[YOUR ASSIGNMENT]:
Please reproduce the data exactly, though every picture must stay out.

[Interface dataset entries]
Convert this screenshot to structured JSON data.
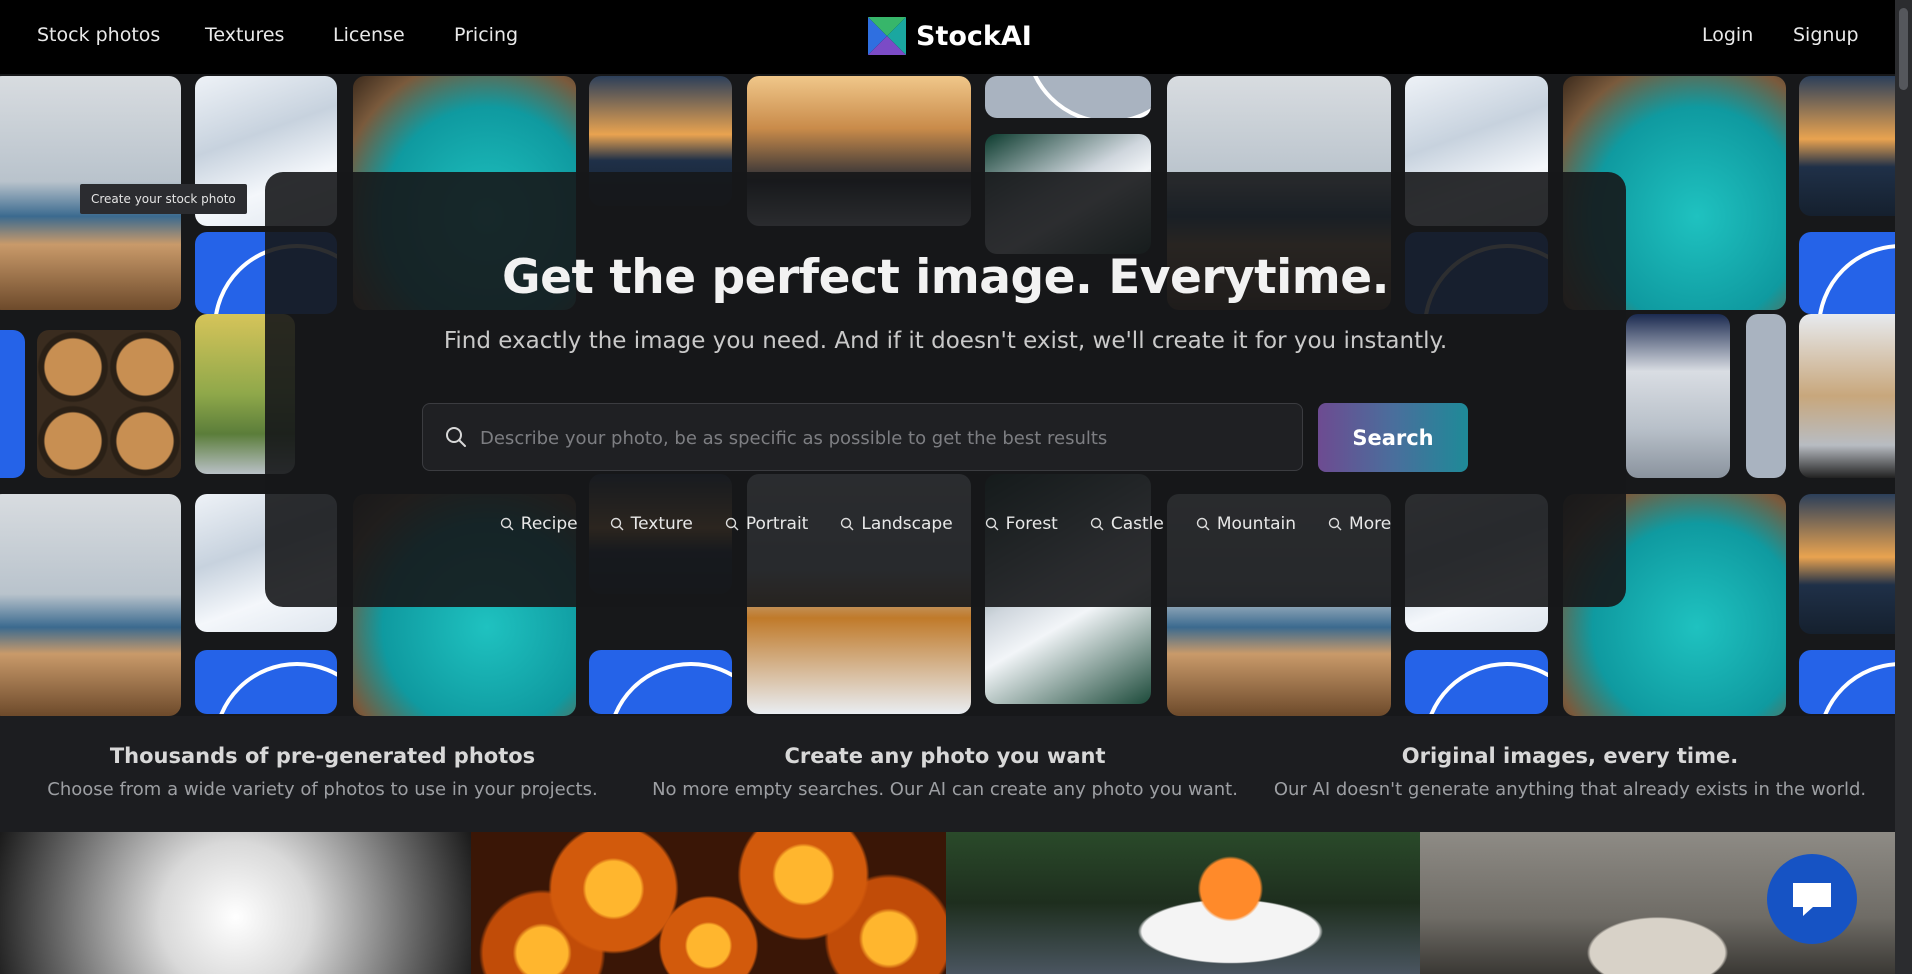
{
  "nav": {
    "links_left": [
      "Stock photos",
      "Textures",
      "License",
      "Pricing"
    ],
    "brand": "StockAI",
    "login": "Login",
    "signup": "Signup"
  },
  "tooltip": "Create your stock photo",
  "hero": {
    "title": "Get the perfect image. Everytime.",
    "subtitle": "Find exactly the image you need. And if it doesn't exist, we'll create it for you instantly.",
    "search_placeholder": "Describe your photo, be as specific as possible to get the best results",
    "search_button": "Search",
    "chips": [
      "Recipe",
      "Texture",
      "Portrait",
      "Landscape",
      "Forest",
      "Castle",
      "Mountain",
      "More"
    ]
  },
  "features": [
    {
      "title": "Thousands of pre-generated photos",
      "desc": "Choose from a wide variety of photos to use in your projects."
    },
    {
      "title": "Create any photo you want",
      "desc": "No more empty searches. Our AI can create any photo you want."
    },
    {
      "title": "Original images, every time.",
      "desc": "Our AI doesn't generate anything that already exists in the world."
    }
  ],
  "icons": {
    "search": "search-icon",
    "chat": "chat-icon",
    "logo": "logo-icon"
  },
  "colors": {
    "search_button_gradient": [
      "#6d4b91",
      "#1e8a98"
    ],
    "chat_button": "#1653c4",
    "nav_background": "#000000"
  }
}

[SOLUTION FOR THIS PROBLEM]:
Convert this screenshot to structured JSON data.
{
  "nav": {
    "links_left": [
      "Stock photos",
      "Textures",
      "License",
      "Pricing"
    ],
    "brand": "StockAI",
    "login": "Login",
    "signup": "Signup"
  },
  "tooltip": "Create your stock photo",
  "hero": {
    "title": "Get the perfect image. Everytime.",
    "subtitle": "Find exactly the image you need. And if it doesn't exist, we'll create it for you instantly.",
    "search_placeholder": "Describe your photo, be as specific as possible to get the best results",
    "search_button": "Search",
    "chips": [
      "Recipe",
      "Texture",
      "Portrait",
      "Landscape",
      "Forest",
      "Castle",
      "Mountain",
      "More"
    ]
  },
  "features": [
    {
      "title": "Thousands of pre-generated photos",
      "desc": "Choose from a wide variety of photos to use in your projects."
    },
    {
      "title": "Create any photo you want",
      "desc": "No more empty searches. Our AI can create any photo you want."
    },
    {
      "title": "Original images, every time.",
      "desc": "Our AI doesn't generate anything that already exists in the world."
    }
  ],
  "icons": {
    "search": "search-icon",
    "chat": "chat-icon",
    "logo": "logo-icon"
  },
  "colors": {
    "search_button_gradient": [
      "#6d4b91",
      "#1e8a98"
    ],
    "chat_button": "#1653c4",
    "nav_background": "#000000"
  }
}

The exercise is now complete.